The devastating impact of climate change and rising temperatures on the country cannot be ignored any longer by government officials. Jacobabad, Sindh has been one of the world’s few recorded sites which have exceeded a wet-bulb temperature of 35°C, a temperature where human bodies can no longer cool themselves, and is a city where the difference between 1.5°C and 2°C can be the difference between life and death. Temperatures have several times exceeded 49°C in Mohenjodaro. Sibbi and Larkana this year. These levels alone are alarming enough but viewed in the context of the water and electricity crises faced, the situation is close to that of an emergency.

If the impact of global climate change is not curbed, these cities will soon become inhabitable. Unfortunately, most of the inhabitants of these cities live below the poverty line; a canal irrigation system has also cemented many livelihoods, schools and markets in Jacobabad. This indicates that the population is not likely to move out, but that the cities will be subject to severe health crises.

Despite millions of dollars of aid being given, the government’s response is decisively lacklustre. There needs to be strict accountability as to why Jacobabad’s hospitals have no emergency centres for heat stroke victims, or why there is a shortage of beds, despite the USAID water and sanitation project running in Jacobabad, part of a larger $40 million programme in Sindh.

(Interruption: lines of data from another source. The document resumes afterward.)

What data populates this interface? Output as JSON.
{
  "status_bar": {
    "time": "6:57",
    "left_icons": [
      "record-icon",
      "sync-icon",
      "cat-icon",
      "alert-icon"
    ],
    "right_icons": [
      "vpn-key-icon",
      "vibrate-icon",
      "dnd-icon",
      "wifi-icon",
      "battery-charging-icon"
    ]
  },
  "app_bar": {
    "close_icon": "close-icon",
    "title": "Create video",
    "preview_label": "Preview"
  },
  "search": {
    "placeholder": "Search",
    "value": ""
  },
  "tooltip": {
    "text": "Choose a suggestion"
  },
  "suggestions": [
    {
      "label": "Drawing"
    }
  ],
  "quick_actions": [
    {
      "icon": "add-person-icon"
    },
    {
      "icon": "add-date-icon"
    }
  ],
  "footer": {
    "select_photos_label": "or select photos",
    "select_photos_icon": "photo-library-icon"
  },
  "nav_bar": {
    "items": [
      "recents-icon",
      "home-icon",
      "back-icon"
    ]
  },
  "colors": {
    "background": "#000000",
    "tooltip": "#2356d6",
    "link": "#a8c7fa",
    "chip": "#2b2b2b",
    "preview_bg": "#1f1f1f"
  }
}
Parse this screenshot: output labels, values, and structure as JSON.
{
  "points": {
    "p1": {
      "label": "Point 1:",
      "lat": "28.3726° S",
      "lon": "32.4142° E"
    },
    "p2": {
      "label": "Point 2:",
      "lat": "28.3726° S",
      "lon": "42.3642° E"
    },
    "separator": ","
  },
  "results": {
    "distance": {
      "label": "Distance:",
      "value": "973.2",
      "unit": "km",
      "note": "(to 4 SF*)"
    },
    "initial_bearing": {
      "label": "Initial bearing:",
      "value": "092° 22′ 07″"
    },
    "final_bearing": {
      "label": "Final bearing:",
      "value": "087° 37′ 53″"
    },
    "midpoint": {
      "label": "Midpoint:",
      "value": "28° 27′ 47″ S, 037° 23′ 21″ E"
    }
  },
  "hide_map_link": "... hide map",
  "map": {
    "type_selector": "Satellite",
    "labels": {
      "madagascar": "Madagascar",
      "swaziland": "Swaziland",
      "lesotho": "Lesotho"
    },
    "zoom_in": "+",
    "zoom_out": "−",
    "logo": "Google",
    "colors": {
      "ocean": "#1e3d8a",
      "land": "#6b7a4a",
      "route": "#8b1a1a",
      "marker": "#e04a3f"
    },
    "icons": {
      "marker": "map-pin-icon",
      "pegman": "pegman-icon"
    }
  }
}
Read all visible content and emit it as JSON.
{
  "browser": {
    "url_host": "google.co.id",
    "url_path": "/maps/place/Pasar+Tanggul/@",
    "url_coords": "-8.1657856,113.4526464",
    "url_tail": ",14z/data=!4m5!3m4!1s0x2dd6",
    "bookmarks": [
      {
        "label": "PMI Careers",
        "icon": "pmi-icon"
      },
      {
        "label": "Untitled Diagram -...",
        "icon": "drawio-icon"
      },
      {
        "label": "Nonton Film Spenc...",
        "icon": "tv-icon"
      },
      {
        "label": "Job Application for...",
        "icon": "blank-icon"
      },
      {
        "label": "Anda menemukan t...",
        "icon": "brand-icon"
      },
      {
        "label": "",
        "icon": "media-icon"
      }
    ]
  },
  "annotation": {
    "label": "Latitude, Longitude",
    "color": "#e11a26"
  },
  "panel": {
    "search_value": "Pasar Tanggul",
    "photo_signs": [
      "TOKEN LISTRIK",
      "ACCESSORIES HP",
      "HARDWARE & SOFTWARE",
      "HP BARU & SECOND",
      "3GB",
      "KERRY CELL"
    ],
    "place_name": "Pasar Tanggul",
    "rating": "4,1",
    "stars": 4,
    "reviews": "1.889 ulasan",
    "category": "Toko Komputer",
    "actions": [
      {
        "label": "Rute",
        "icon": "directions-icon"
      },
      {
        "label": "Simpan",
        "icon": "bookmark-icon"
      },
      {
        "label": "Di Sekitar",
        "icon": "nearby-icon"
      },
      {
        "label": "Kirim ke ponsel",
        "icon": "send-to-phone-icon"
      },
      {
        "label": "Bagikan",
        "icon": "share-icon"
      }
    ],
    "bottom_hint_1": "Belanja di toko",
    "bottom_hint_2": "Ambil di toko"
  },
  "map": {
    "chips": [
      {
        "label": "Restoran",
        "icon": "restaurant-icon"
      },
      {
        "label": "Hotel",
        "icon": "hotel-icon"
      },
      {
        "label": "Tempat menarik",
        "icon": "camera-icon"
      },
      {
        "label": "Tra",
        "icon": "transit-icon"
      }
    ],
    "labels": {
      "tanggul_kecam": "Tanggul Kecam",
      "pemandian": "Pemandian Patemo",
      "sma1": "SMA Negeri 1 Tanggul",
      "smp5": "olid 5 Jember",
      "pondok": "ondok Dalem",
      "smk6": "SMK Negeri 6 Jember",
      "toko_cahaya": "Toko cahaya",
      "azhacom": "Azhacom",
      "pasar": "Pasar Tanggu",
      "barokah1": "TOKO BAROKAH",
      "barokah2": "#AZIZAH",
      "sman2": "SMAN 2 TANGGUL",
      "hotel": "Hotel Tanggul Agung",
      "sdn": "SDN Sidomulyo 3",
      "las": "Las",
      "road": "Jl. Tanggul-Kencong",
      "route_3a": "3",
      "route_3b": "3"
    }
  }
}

Before that, the Sindh and federal governments need to enact emergency measures considering there are three more months of summer awaiting us. The water crisis faces the province but that does not grant the government an excuse not to provide clean drinking water, as reports indicate that most of the water provided to these cities is severely contaminated. The government must also look into emergency public cooling areas, and formalise partnerships with private water suppliers to ensure that at least the basic needs of the cities’ most vulnerable are being met.